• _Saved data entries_
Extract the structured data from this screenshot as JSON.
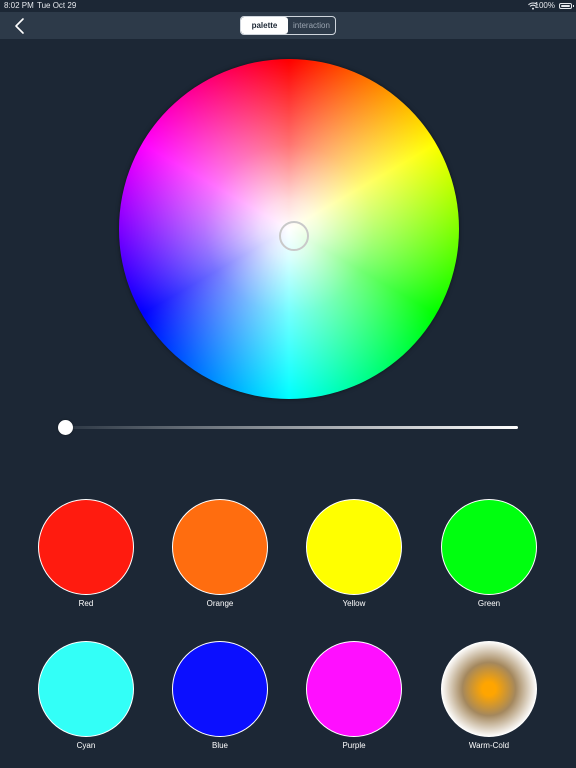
{
  "status_bar": {
    "time": "8:02 PM",
    "date": "Tue Oct 29",
    "battery": "100%"
  },
  "nav": {
    "tabs": [
      {
        "label": "palette",
        "selected": true
      },
      {
        "label": "interaction",
        "selected": false
      }
    ]
  },
  "brightness": 0,
  "presets": [
    {
      "label": "Red",
      "color": "#ff1b0f"
    },
    {
      "label": "Orange",
      "color": "#ff6d0f"
    },
    {
      "label": "Yellow",
      "color": "#ffff00"
    },
    {
      "label": "Green",
      "color": "#00ff0f"
    },
    {
      "label": "Cyan",
      "color": "#33fff7"
    },
    {
      "label": "Blue",
      "color": "#0b0fff"
    },
    {
      "label": "Purple",
      "color": "#ff0fff"
    },
    {
      "label": "Warm-Cold",
      "color": "#ffa500"
    }
  ]
}
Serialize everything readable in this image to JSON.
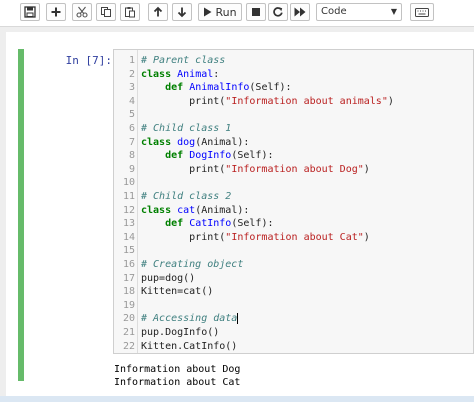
{
  "toolbar": {
    "run_label": "Run",
    "cell_type": "Code",
    "buttons": [
      "save-icon",
      "plus-icon",
      "scissors-icon",
      "copy-icon",
      "paste-icon",
      "arrow-up-icon",
      "arrow-down-icon",
      "play-icon",
      "stop-icon",
      "restart-icon",
      "fast-forward-icon",
      "chevron-down-icon",
      "keyboard-icon"
    ]
  },
  "cell": {
    "prompt": "In [7]:",
    "lines": [
      {
        "n": "1",
        "tokens": [
          {
            "t": "# Parent class",
            "c": "cm"
          }
        ]
      },
      {
        "n": "2",
        "tokens": [
          {
            "t": "class",
            "c": "kw"
          },
          {
            "t": " "
          },
          {
            "t": "Animal",
            "c": "cls"
          },
          {
            "t": ":"
          }
        ]
      },
      {
        "n": "3",
        "tokens": [
          {
            "t": "    "
          },
          {
            "t": "def",
            "c": "kw"
          },
          {
            "t": " "
          },
          {
            "t": "AnimalInfo",
            "c": "fn"
          },
          {
            "t": "(Self):"
          }
        ]
      },
      {
        "n": "4",
        "tokens": [
          {
            "t": "        print("
          },
          {
            "t": "\"Information about animals\"",
            "c": "str"
          },
          {
            "t": ")"
          }
        ]
      },
      {
        "n": "5",
        "tokens": []
      },
      {
        "n": "6",
        "tokens": [
          {
            "t": "# Child class 1",
            "c": "cm"
          }
        ]
      },
      {
        "n": "7",
        "tokens": [
          {
            "t": "class",
            "c": "kw"
          },
          {
            "t": " "
          },
          {
            "t": "dog",
            "c": "cls"
          },
          {
            "t": "(Animal):"
          }
        ]
      },
      {
        "n": "8",
        "tokens": [
          {
            "t": "    "
          },
          {
            "t": "def",
            "c": "kw"
          },
          {
            "t": " "
          },
          {
            "t": "DogInfo",
            "c": "fn"
          },
          {
            "t": "(Self):"
          }
        ]
      },
      {
        "n": "9",
        "tokens": [
          {
            "t": "        print("
          },
          {
            "t": "\"Information about Dog\"",
            "c": "str"
          },
          {
            "t": ")"
          }
        ]
      },
      {
        "n": "10",
        "tokens": []
      },
      {
        "n": "11",
        "tokens": [
          {
            "t": "# Child class 2",
            "c": "cm"
          }
        ]
      },
      {
        "n": "12",
        "tokens": [
          {
            "t": "class",
            "c": "kw"
          },
          {
            "t": " "
          },
          {
            "t": "cat",
            "c": "cls"
          },
          {
            "t": "(Animal):"
          }
        ]
      },
      {
        "n": "13",
        "tokens": [
          {
            "t": "    "
          },
          {
            "t": "def",
            "c": "kw"
          },
          {
            "t": " "
          },
          {
            "t": "CatInfo",
            "c": "fn"
          },
          {
            "t": "(Self):"
          }
        ]
      },
      {
        "n": "14",
        "tokens": [
          {
            "t": "        print("
          },
          {
            "t": "\"Information about Cat\"",
            "c": "str"
          },
          {
            "t": ")"
          }
        ]
      },
      {
        "n": "15",
        "tokens": []
      },
      {
        "n": "16",
        "tokens": [
          {
            "t": "# Creating object",
            "c": "cm"
          }
        ]
      },
      {
        "n": "17",
        "tokens": [
          {
            "t": "pup=dog()"
          }
        ]
      },
      {
        "n": "18",
        "tokens": [
          {
            "t": "Kitten=cat()"
          }
        ]
      },
      {
        "n": "19",
        "tokens": []
      },
      {
        "n": "20",
        "tokens": [
          {
            "t": "# Accessing data",
            "c": "cm"
          }
        ],
        "cursor": true
      },
      {
        "n": "21",
        "tokens": [
          {
            "t": "pup.DogInfo()"
          }
        ]
      },
      {
        "n": "22",
        "tokens": [
          {
            "t": "Kitten.CatInfo()"
          }
        ]
      }
    ]
  },
  "output": {
    "lines": [
      "Information about Dog",
      "Information about Cat"
    ]
  },
  "colors": {
    "keyword": "#008000",
    "function": "#0000ff",
    "string": "#ba2121",
    "comment": "#408080",
    "cell_border": "#66bb6a",
    "prompt": "#303f9f"
  }
}
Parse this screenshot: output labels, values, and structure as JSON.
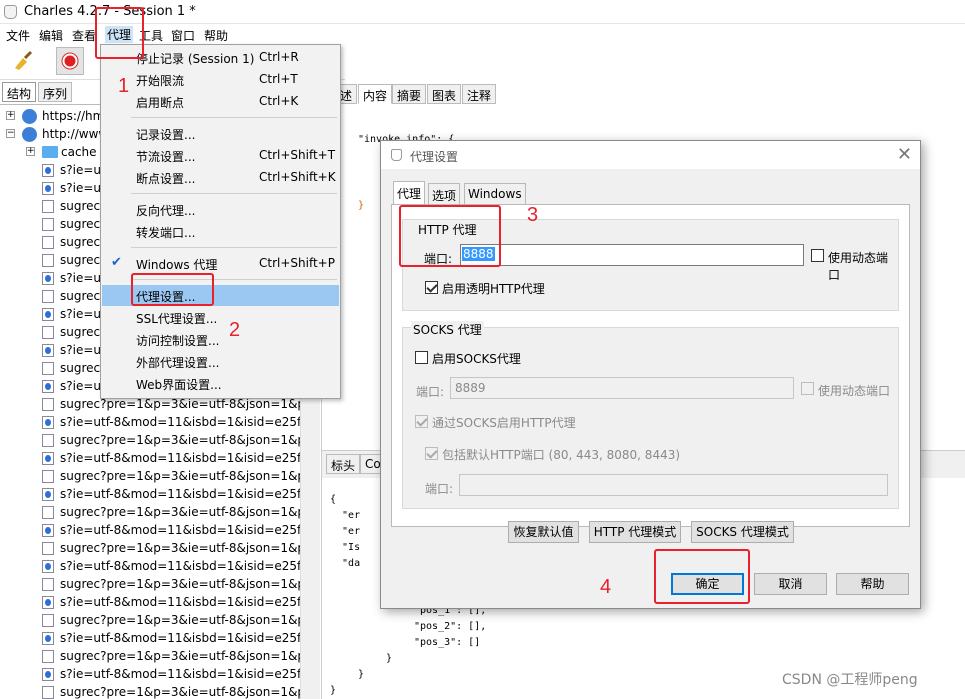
{
  "window": {
    "title": "Charles 4.2.7 - Session 1 *"
  },
  "menubar": [
    "文件",
    "编辑",
    "查看",
    "代理",
    "工具",
    "窗口",
    "帮助"
  ],
  "left_tabs": [
    "结构",
    "序列"
  ],
  "tree": {
    "hosts": [
      "https://hm",
      "http://www"
    ],
    "folder": "cache",
    "items": [
      "s?ie=ut",
      "s?ie=ut",
      "sugrec",
      "sugrec",
      "sugrec",
      "sugrec",
      "s?ie=ut",
      "sugrec",
      "s?ie=ut",
      "sugrec",
      "s?ie=ut",
      "sugrec",
      "s?ie=ut",
      "sugrec?pre=1&p=3&ie=utf-8&json=1&p",
      "s?ie=utf-8&mod=11&isbd=1&isid=e25f",
      "sugrec?pre=1&p=3&ie=utf-8&json=1&p",
      "s?ie=utf-8&mod=11&isbd=1&isid=e25f",
      "sugrec?pre=1&p=3&ie=utf-8&json=1&p",
      "s?ie=utf-8&mod=11&isbd=1&isid=e25f",
      "sugrec?pre=1&p=3&ie=utf-8&json=1&p",
      "s?ie=utf-8&mod=11&isbd=1&isid=e25f",
      "sugrec?pre=1&p=3&ie=utf-8&json=1&p",
      "s?ie=utf-8&mod=11&isbd=1&isid=e25f",
      "sugrec?pre=1&p=3&ie=utf-8&json=1&p",
      "s?ie=utf-8&mod=11&isbd=1&isid=e25f",
      "sugrec?pre=1&p=3&ie=utf-8&json=1&p",
      "s?ie=utf-8&mod=11&isbd=1&isid=e25f",
      "sugrec?pre=1&p=3&ie=utf-8&json=1&p",
      "s?ie=utf-8&mod=11&isbd=1&isid=e25f",
      "sugrec?pre=1&p=3&ie=utf-8&json=1&p"
    ]
  },
  "right_tabs": [
    "述",
    "内容",
    "摘要",
    "图表",
    "注释"
  ],
  "right_bottom_tabs": [
    "标头",
    "Co"
  ],
  "code_top": [
    "\"invoke_info\": {",
    "}"
  ],
  "code_bottom": [
    "{",
    "  \"er",
    "  \"er",
    "  \"Is",
    "  \"da"
  ],
  "code_tail": [
    "\"pos_1\": [],",
    "\"pos_2\": [],",
    "\"pos_3\": []",
    "}",
    "}",
    "}"
  ],
  "menu": {
    "items": [
      {
        "label": "停止记录 (Session 1)",
        "key": "Ctrl+R"
      },
      {
        "label": "开始限流",
        "key": "Ctrl+T"
      },
      {
        "label": "启用断点",
        "key": "Ctrl+K"
      },
      {
        "label": "记录设置...",
        "key": ""
      },
      {
        "label": "节流设置...",
        "key": "Ctrl+Shift+T"
      },
      {
        "label": "断点设置...",
        "key": "Ctrl+Shift+K"
      },
      {
        "label": "反向代理...",
        "key": ""
      },
      {
        "label": "转发端口...",
        "key": ""
      },
      {
        "label": "Windows 代理",
        "key": "Ctrl+Shift+P"
      },
      {
        "label": "代理设置...",
        "key": ""
      },
      {
        "label": "SSL代理设置...",
        "key": ""
      },
      {
        "label": "访问控制设置...",
        "key": ""
      },
      {
        "label": "外部代理设置...",
        "key": ""
      },
      {
        "label": "Web界面设置...",
        "key": ""
      }
    ]
  },
  "dialog": {
    "title": "代理设置",
    "tabs": [
      "代理",
      "选项",
      "Windows"
    ],
    "http": {
      "title": "HTTP 代理",
      "port_label": "端口:",
      "port": "8888",
      "dynamic": "使用动态端口",
      "transparent": "启用透明HTTP代理"
    },
    "socks": {
      "title": "SOCKS 代理",
      "enable": "启用SOCKS代理",
      "port_label": "端口:",
      "port": "8889",
      "dynamic": "使用动态端口",
      "via": "通过SOCKS启用HTTP代理",
      "include": "包括默认HTTP端口 (80, 443, 8080, 8443)",
      "port2_label": "端口:"
    },
    "buttons": {
      "restore": "恢复默认值",
      "http_mode": "HTTP 代理模式",
      "socks_mode": "SOCKS 代理模式",
      "ok": "确定",
      "cancel": "取消",
      "help": "帮助"
    }
  },
  "annotations": [
    "1",
    "2",
    "3",
    "4"
  ],
  "watermark": "CSDN @工程师peng"
}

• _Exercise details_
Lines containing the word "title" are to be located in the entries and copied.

• _Solution for this exercise_
    "title": "Charles 4.2.7 - Session 1 *"
    "title": "代理设置",
      "title": "HTTP 代理",
      "title": "SOCKS 代理",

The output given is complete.